The relevance of Grant’s own sexual risk-taking is that it reveals a darker streak in his personality, one that is more interesting than he has generally been allowed to appear on screen.

As is often the case, the persona that made the actor famous – the bumbling public school boy in Four Weddings and a Funeral and Notting Hill – turns out not to be the best use of his talent.

Grant is best when dark, and not even necessarily in films aimed at grown-ups.

The remarkable renaissance that A Very English Scandal represents was, in retrospect, signalled by his previous role, an enjoyable turn in Paddington 2 as Phoenix Buchanan, a vain and villainous actor.

As Grant’s cinematic part before that was St Clair Bayfield, a failed Shakespearean actor, in Florence Foster Jenkins, there was reason to fear that his screen career may have been ­dwind­ling to knowing, self-parodic cameos.

"The greatness of the portrayal is the transmission of the calculations and contradictions happening inside Thorpe’s head"

But these usefully highlighted a different side of his style, which Stephen Frears, the director of Florence Foster Jenkins as well as A Very English Scandal, utilised fully as Thorpe, another strange theatrical of sorts, though one minus an Equity card.

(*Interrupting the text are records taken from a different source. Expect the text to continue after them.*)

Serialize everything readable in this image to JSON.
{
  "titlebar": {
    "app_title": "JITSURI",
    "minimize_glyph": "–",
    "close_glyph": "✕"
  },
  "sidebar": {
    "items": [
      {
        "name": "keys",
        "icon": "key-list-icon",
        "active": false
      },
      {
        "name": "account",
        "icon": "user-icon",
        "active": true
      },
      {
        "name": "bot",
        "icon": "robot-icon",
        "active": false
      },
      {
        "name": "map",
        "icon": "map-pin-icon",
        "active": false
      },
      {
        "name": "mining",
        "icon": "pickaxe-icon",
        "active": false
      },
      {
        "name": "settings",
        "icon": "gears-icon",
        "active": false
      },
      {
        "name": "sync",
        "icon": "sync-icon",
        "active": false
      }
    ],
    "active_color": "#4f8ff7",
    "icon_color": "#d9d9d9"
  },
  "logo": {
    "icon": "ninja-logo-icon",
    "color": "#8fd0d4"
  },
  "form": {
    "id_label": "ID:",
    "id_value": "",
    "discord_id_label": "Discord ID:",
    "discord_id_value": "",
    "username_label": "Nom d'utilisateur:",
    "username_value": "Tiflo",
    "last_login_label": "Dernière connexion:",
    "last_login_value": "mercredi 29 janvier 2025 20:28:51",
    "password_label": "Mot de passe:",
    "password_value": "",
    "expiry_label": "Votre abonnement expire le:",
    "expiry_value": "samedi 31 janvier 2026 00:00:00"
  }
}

One of Thorpe’s former lovers described him, in Michael Bloch’s 2014 biography, as a “ham actor”. This suggests that Grant’s rediscovery as a good actor has now, paradoxically, featured a trio of bad ones.

The biggest tribute to Grant’s performance in A Very English Scandal is that the obligatory coda, in which news footage of the real figure is shown, does not have the usual deflationary effect.

The actor perfectly reproduces every vocal and physical tic, down to the wave – and what follows it. Both arms are raised and then suddenly crossed. This was a gesture Thorpe curiously shared with another disgraced leader of the 1970s, President Richard Nixon.

For an actor, that is just “living ­Tussaud’s” stuff. The greatness of the portrayal is the transmission of the calculations and contradictions happening inside Thorpe’s head.

Russell T Davies’s scripts for A Very English Scandal often sought to position the protagonist as a victim of historical discrimination against homosexuals, forced into two “lavender marriages”. Expression of his true sexuality would have wrecked his high political ambitions.

Davies gives Thorpe a line about how he will consummate his marriages “through gritted teeth” and subsequently plead tiredness at bedtime.

This is a reasonable reading, especially from the writer of Queer as Folk, but biographies and contemporary reports of Thorpe’s life suggest the alternative possibility that he was an enthusiastic bisexual, who enjoyed the risk created by satisfying both sides of his libido.

And the suggestion in Bloch’s biography that Thorpe may have ordered the murder of another man who knew too much – a former lover, Henry Upton, who mysteriously disappeared at sea in 1957 – raises the possibility that he was psychotic. Grant convincingly suggests a man who would have been capable of almost anything in pursuit of his sexual desires and political ambitions.

A late-career role that fits an actor exactly can sometimes be an opening that closes off options: Nigel Hawthorne and F Murray Abraham were often hard to cast after the perfection of their work as Sir Humphrey in Yes Minister and Salieri in Amadeus.

It seems different in Grant’s case, though, because this is a second breakthrough and represents an escape from earlier typecasting. He surely couldn’t go back to playing the posh love interest in Richard Curtis films, but most would see that as a good thing. If that interesting quintet of performances in Cloud Atlas were premiered now, it would, perhaps, be better received.

A well-known screen director, who declines to be named for making a negative comparison with another actor, says: “Watching Grant in A Very English Scandal, I kept imagining him in the part played by Hugh Laurie in The Night Manager. I think he’d have been much more convincing as that satanic figure.

“Grant wouldn’t have been thought of for that part two years ago, but now he would be. So, the big change will be in the range of what he can do.”

Before that, he should ensure he has a clean tuxedo for the TV awards season.